EXERCISE AIM - At the line containing "Read all visible content and emit it as JSON.", begin retyping, and continue word for word until the records below run out.

Segment Start: MATERIAL PROVIDED

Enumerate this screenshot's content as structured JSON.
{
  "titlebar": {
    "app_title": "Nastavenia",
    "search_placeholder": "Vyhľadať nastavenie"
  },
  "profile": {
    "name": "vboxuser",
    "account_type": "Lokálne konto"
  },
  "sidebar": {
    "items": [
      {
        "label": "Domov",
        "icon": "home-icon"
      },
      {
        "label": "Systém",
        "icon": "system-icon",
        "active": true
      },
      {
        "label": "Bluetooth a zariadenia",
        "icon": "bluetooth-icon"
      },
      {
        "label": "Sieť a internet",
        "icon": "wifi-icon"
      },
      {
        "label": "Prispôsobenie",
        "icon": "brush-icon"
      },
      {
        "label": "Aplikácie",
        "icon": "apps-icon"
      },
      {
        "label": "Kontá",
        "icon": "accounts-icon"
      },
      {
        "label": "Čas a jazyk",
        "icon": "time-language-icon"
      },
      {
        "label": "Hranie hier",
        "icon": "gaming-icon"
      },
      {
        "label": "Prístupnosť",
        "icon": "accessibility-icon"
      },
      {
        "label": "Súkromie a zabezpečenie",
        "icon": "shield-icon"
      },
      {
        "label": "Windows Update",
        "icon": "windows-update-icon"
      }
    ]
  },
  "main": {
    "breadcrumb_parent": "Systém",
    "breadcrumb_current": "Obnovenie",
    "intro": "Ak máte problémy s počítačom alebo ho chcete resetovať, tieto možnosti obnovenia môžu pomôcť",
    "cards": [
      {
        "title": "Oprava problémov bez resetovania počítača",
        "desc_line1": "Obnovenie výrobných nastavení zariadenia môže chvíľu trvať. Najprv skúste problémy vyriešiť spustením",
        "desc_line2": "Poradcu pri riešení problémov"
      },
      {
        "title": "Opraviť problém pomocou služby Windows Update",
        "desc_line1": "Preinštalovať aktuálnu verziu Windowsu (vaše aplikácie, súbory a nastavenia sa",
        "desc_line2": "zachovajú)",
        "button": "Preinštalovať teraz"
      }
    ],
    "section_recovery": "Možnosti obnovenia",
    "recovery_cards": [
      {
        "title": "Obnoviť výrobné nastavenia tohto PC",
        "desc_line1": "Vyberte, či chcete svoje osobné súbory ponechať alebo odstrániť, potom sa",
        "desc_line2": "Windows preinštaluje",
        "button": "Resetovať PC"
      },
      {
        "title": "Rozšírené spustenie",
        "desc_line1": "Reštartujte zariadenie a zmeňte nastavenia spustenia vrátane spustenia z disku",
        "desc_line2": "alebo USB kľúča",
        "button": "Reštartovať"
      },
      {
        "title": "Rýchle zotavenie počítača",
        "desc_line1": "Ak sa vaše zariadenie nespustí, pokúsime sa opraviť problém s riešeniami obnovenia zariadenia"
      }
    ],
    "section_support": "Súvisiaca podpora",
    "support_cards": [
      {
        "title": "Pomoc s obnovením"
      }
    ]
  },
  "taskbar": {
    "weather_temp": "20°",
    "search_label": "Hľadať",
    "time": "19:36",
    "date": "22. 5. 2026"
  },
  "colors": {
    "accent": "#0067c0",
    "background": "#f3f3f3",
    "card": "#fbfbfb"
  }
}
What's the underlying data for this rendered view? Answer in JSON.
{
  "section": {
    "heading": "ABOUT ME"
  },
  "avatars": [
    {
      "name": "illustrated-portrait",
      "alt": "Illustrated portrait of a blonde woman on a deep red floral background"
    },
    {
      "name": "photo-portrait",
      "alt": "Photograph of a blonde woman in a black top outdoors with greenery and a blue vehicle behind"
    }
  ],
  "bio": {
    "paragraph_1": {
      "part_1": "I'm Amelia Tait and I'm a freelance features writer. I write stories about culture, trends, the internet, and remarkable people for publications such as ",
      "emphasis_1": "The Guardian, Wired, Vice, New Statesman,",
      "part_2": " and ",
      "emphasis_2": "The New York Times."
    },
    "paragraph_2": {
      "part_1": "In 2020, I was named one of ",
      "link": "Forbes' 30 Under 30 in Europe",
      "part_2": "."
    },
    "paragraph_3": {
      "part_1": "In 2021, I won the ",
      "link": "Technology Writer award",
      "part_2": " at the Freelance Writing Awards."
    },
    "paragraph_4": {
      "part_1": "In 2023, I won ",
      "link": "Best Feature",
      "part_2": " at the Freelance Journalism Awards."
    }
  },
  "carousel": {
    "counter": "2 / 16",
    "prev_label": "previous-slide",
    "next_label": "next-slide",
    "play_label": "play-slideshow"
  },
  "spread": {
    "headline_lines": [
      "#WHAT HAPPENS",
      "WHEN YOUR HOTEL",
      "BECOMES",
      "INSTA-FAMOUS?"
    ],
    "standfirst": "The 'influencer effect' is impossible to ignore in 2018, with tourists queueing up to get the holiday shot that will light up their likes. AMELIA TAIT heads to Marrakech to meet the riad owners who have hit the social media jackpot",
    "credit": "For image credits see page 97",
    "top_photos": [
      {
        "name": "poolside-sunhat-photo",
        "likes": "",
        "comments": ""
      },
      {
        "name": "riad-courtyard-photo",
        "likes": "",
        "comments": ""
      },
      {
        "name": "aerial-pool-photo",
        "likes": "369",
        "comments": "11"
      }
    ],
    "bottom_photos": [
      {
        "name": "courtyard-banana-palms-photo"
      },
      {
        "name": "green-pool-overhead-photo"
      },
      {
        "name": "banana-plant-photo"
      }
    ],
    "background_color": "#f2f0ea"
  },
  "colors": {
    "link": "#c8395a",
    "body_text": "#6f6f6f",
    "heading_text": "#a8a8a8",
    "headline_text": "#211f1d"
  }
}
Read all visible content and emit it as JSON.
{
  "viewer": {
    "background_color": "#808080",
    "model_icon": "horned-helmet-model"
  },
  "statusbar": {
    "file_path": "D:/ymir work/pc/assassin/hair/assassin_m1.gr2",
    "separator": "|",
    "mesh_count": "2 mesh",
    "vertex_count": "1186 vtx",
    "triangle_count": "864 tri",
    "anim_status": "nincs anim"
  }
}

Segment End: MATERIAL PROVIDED

ANSWER SECTION -
Read all visible content and emit it as JSON.
{
  "viewer": {
    "background_color": "#808080",
    "model_icon": "horned-helmet-model"
  },
  "statusbar": {
    "file_path": "D:/ymir work/pc/assassin/hair/assassin_m1.gr2",
    "separator": "|",
    "mesh_count": "2 mesh",
    "vertex_count": "1186 vtx",
    "triangle_count": "864 tri",
    "anim_status": "nincs anim"
  }
}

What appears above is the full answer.